Will WW3 break out over Donald Trump’s Israel Jerusalem decision?
The US President is due outline his intention to move the American embassy from Tel Aviv to Jerusalem during a speech in Washington later today.
The decision has prompted an outcry from a number of world leaders who fear a religious war could break out in the Middle East as a result.
There are mounting fears that violence could erupt because the holy city is at the very centre of the deepening Israeli-Palestinian crisis.
After hearing that Mr Trump could be on the brink of recognising Jerusalem as Israel’s capital, Palestine’s chief representative to Britain Manuel Hassassian accused him of “declaring war”.
“If he says what he is intending to say about Jerusalem being the capital of Israel, it means a kiss of death to the two state solution,” he told Radio 4’s Today programme.
“He is declaring war in the Middle East, he is declaring war against 1.5 billion Muslims and hundreds of millions of Christians that are not going to accept the holy shrines to be totally under the hegemony of Israel.”
But Mr Hassassian added that he was not referring to military conflict.
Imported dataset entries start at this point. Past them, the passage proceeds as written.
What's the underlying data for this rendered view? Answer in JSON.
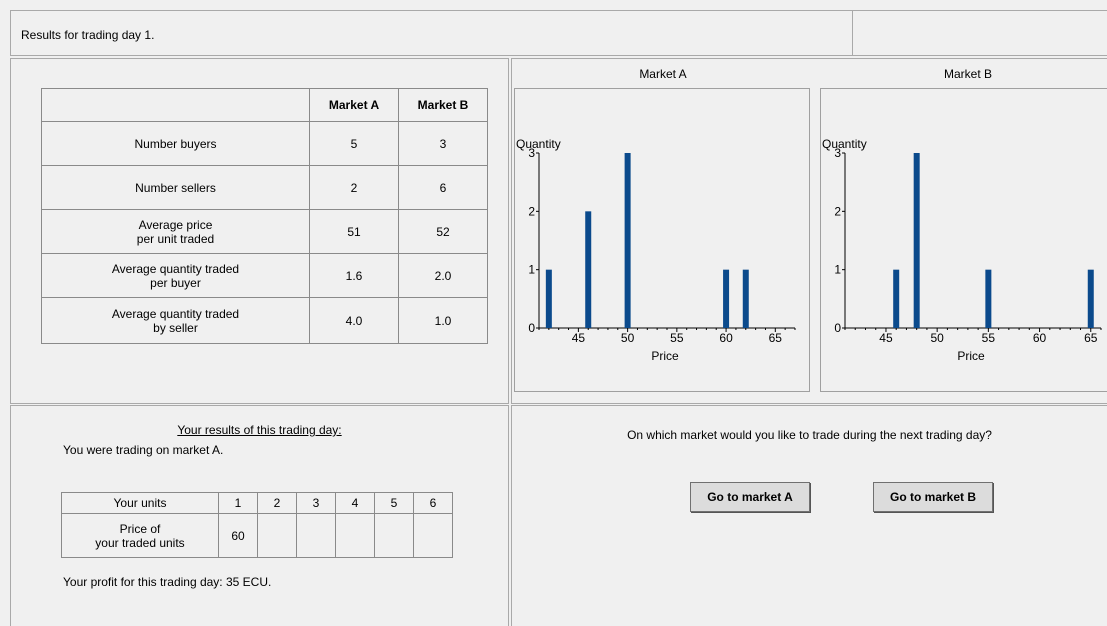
{
  "header": {
    "text": "Results for trading day 1."
  },
  "summary": {
    "columns": [
      "Market A",
      "Market B"
    ],
    "rows": [
      {
        "label": [
          "Number buyers"
        ],
        "a": "5",
        "b": "3"
      },
      {
        "label": [
          "Number sellers"
        ],
        "a": "2",
        "b": "6"
      },
      {
        "label": [
          "Average price",
          "per unit traded"
        ],
        "a": "51",
        "b": "52"
      },
      {
        "label": [
          "Average quantity traded",
          "per buyer"
        ],
        "a": "1.6",
        "b": "2.0"
      },
      {
        "label": [
          "Average quantity traded",
          "by seller"
        ],
        "a": "4.0",
        "b": "1.0"
      }
    ]
  },
  "chart_data": [
    {
      "type": "bar",
      "title": "Market A",
      "xlabel": "Price",
      "ylabel": "Quantity",
      "x": [
        42,
        46,
        50,
        60,
        62
      ],
      "values": [
        1,
        2,
        3,
        1,
        1
      ],
      "xlim": [
        41,
        67
      ],
      "ylim": [
        0,
        3
      ],
      "xticks": [
        45,
        50,
        55,
        60,
        65
      ],
      "yticks": [
        0,
        1,
        2,
        3
      ],
      "color": "#0b4a8c",
      "grid": false
    },
    {
      "type": "bar",
      "title": "Market B",
      "xlabel": "Price",
      "ylabel": "Quantity",
      "x": [
        46,
        48,
        55,
        65
      ],
      "values": [
        1,
        3,
        1,
        1
      ],
      "xlim": [
        41,
        66
      ],
      "ylim": [
        0,
        3
      ],
      "xticks": [
        45,
        50,
        55,
        60,
        65
      ],
      "yticks": [
        0,
        1,
        2,
        3
      ],
      "color": "#0b4a8c",
      "grid": false
    }
  ],
  "results": {
    "title": "Your results of this trading day:",
    "market_text": "You were trading on market A.",
    "units_header_label": "Your units",
    "unit_numbers": [
      "1",
      "2",
      "3",
      "4",
      "5",
      "6"
    ],
    "price_label": [
      "Price of",
      "your traded units"
    ],
    "prices": [
      "60",
      "",
      "",
      "",
      "",
      ""
    ],
    "profit_text": "Your profit for this trading day: 35 ECU."
  },
  "choice": {
    "question": "On which market would you like to trade during the next trading day?",
    "button_a": "Go to market A",
    "button_b": "Go to market B"
  }
}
He said: “I don’t mean war in terms of conventional war, I mean war in terms of diplomacy.”
Although the US recognition of Jerusalem as the capital of Israel is unlikely to spark a war, it could lead to an escalation of tensions in the Middle East.
American diplomat Richard Haass has warned that Mr Trump’s actions could increase tensions and pave the way to violence and in the Middle East.
He tweeted: “The risk of recognising Jerusalem as Israel’s capital is not that it will derail the peace process as there is no peace process with any real prospects.
“The risk is that it will increase tensions and lead to violence at a time where there is more than enough tension & violence in the world.”
He added: “True, holding off US recognition of Jerusalem as Israel’s capital did not result in peace. The lack of progress can be chalked up to Israeli & Palestinian behavior alike.
“But equally clear is that changing US policy toward Jerusalem now will likely make the situation much worse.”
The endorsement of Israel’s claim would reverse long-standing US policy that the its status must be decided in negotiations with the Palestinians, who want East Jerusalem as capital of their future state.
The White House has justified the decision as a “recognition of reality” that Jerusalem has long been the seat of Israel’s government.
The international community does not recognise Israeli sovereignty over the entire city, which is sacred to Christianity, Islam and Judaism.
Turkish Prime Minister Binary Yildirim warned that Mr Trump risks making the problems in the Middle East “unresolvable”.
Pope Francis has joined the chorus of voices pleading with Mr Trump to reconsider, arguing that it is vital to “recognise the rights of all people” and maintain the “status quo”.
Theresa May plans to speak with Mr Trump in an attempt to diffuse the increasingly tense situation, stressing that the UK position on Jerusalem has not changed.
She said: “The status of Jerusalem should be determined in a negotiated settlement between the Israelis and the Palestinians.
“Jerusalem should ultimately form a shared capital between the Israeli and Palestinian states.”
After the Six-Day war of 1967, Israel declared Jerusalem as its capital, though the claim was dismissed by Palestine and the wider international community.